Men Without Women

Men Without Women
By Haruki Murakami, Translated by Philip Gabriel and Ted Goossen
Knopf Publishing Group, Hardcover, 9780451494627, May 9, 2017, 240pp.

The Short of It:

A collection of stories that embody everything you love about Murakami.

The Rest of It:

Murakami’s new book came out in Japan not long ago but those of us in the US must wait for the translation before we can eagerly dive in.  Somehow, the Murakami Gods heard our cries and delivered to us a “new” story collection to tide us over.

However, it’s not all new.

One story in particular, which also happened to be my favorite, previously appeared in The New Yorker. As I was reading Scheherazade,  it was vaguely familiar to me but you know what, it really didn’t matter that I had read it before because every time I pick up Murakami’s work, there’s always something new to discover.

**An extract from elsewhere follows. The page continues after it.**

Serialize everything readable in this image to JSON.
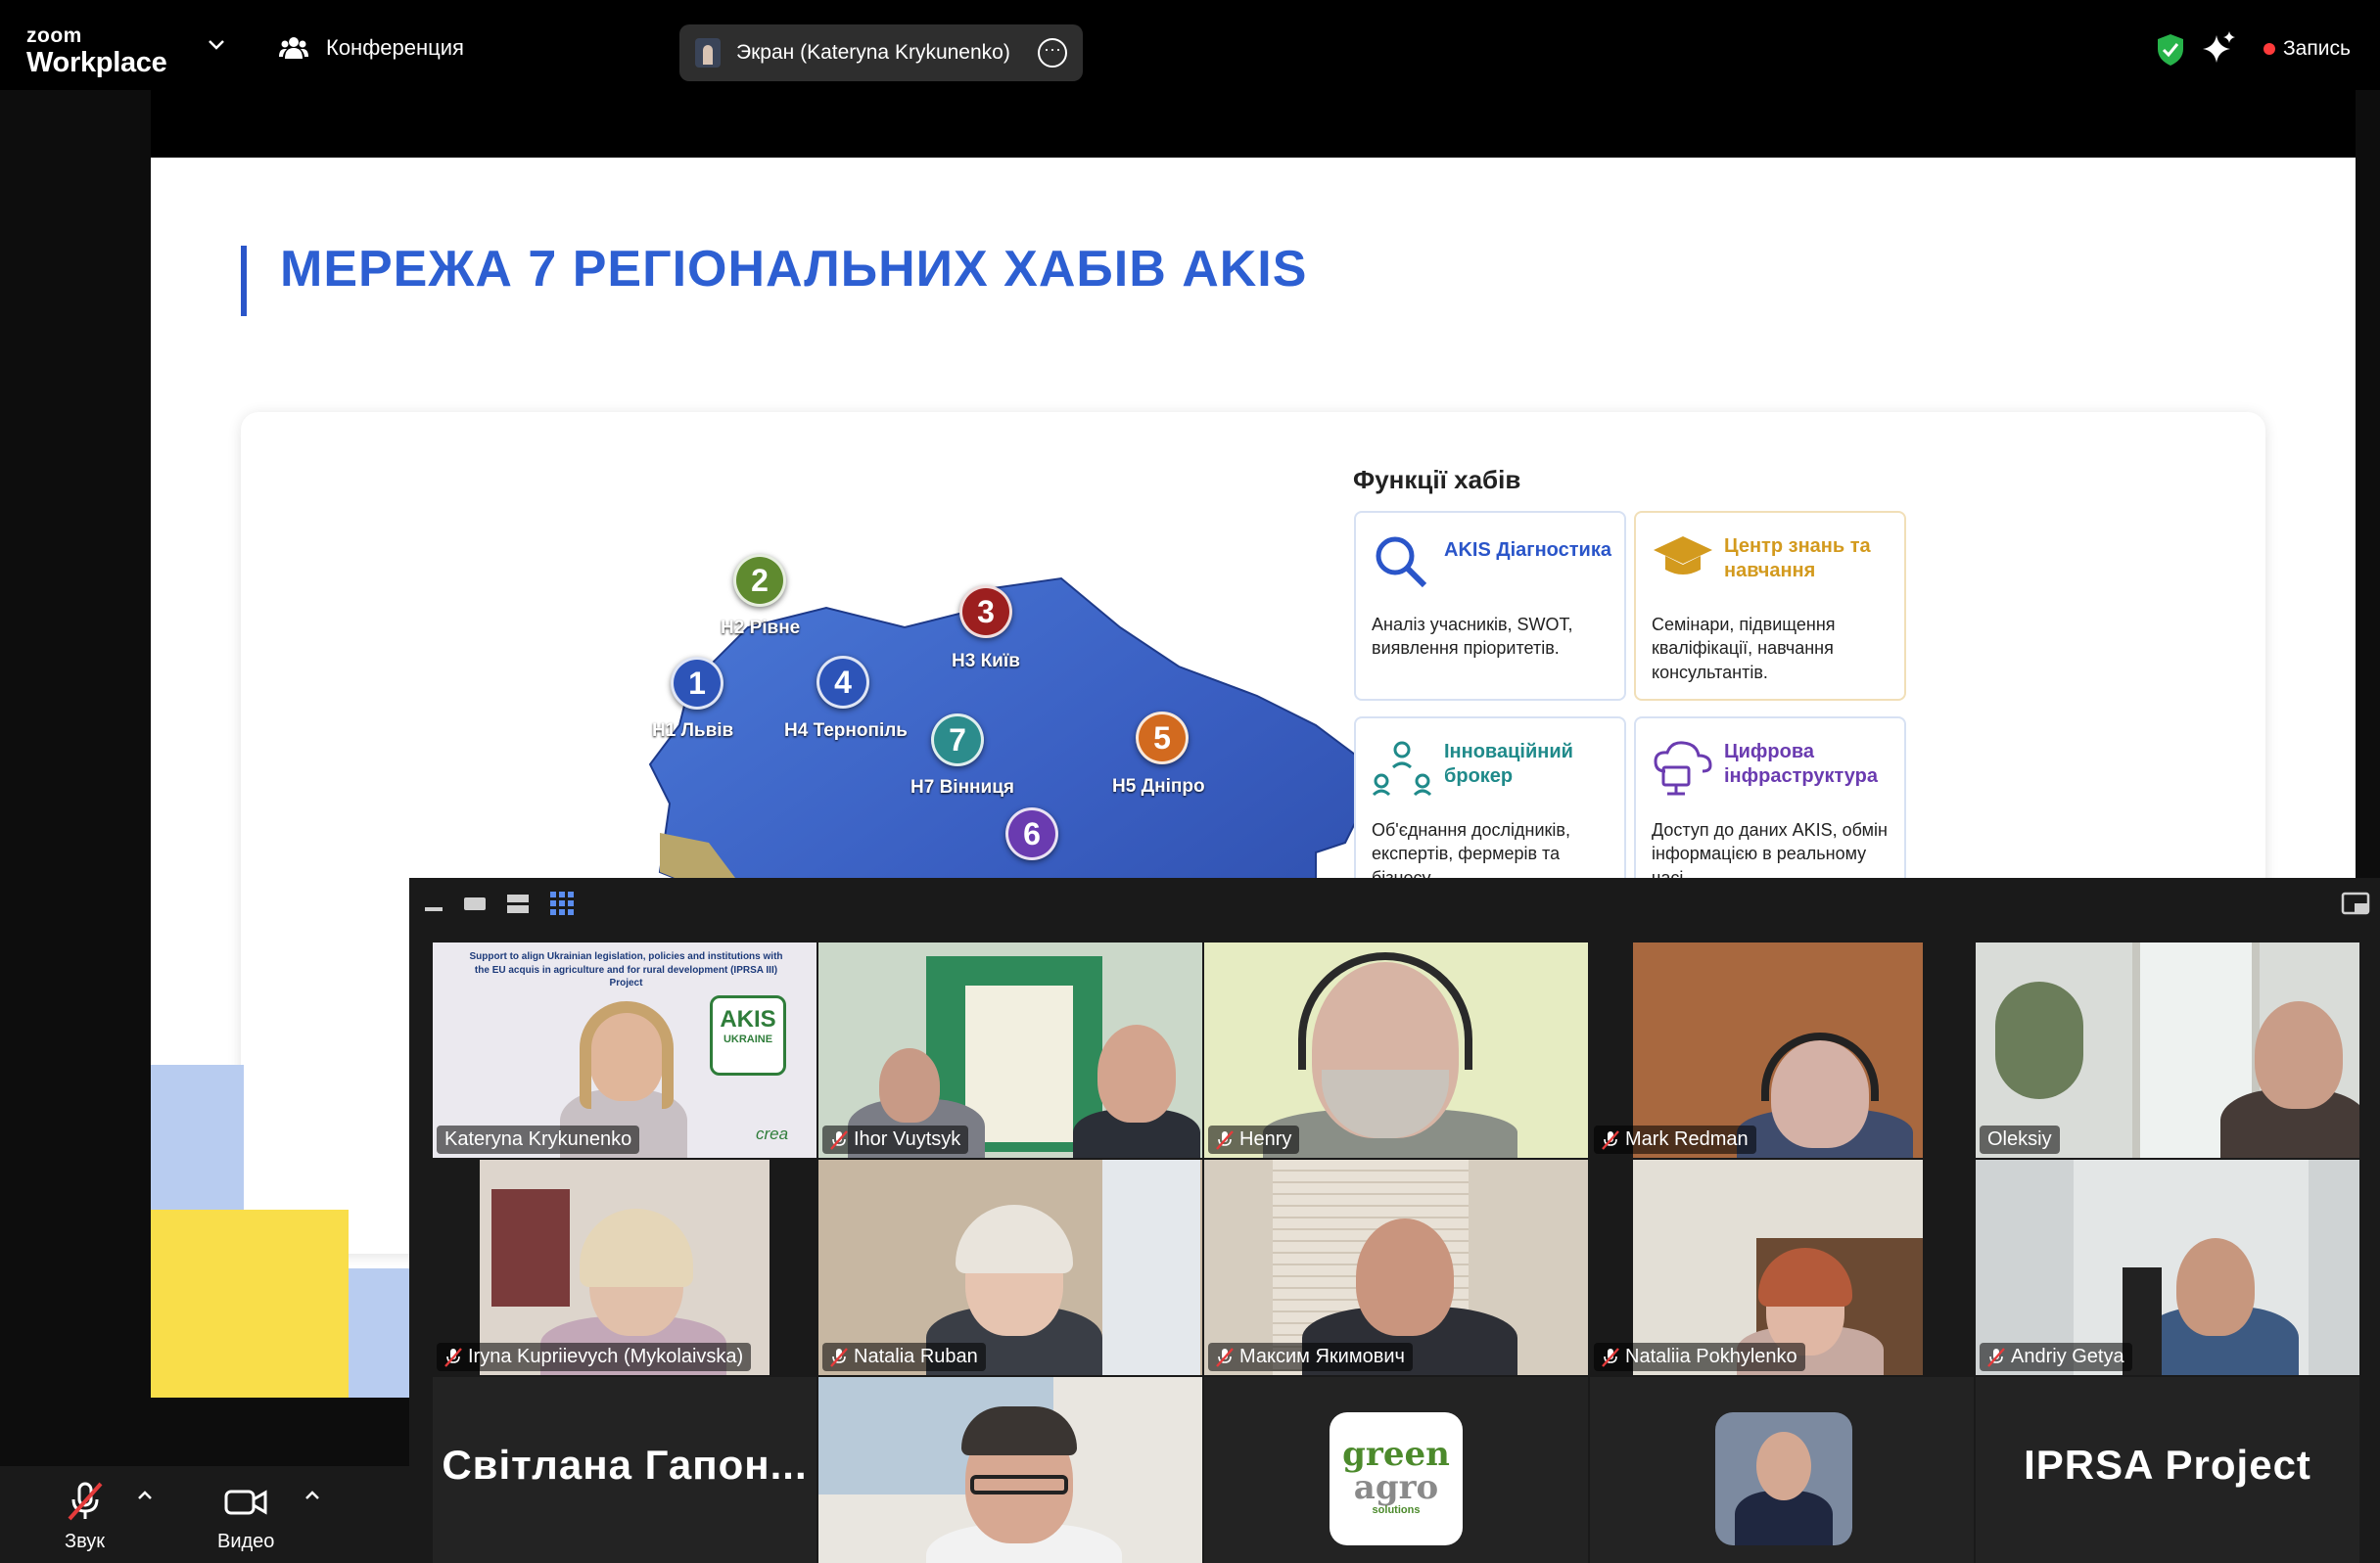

You know that feeling you get when you walk into a bookstore and there is a finely curated shelf full of recommendations? That’s how I feel about this collection. I don’t know how much input he actually had in putting these stories together, but they all complement one another and include everything you love about Murakami. The angst, the food talk, the weird little quirks and it was just good to get this little taste of Murakami before the big release of his new book. This collection centers on men and their relationships with women. Some of the stories are more complex than others but all of them leave you pondering relationships in general.

Murakami is what I recommend any time someone says they are in a reading rut and I think many of you have read some of his books based on my eternal gushing. BUT IF YOU HAVEN’T,  you must. I can’t accurately describe the feeling I get when I read one of his books but there’s this sense of one-ness that comes over me and suddenly nothing matters but the story in front of me.

Read this collection and then read Killing Commendatore when it comes out. No details on the US release as of yet.

Source: Review copy provided by the publisher.
Disclosure: This post contains Indiebound affiliate links.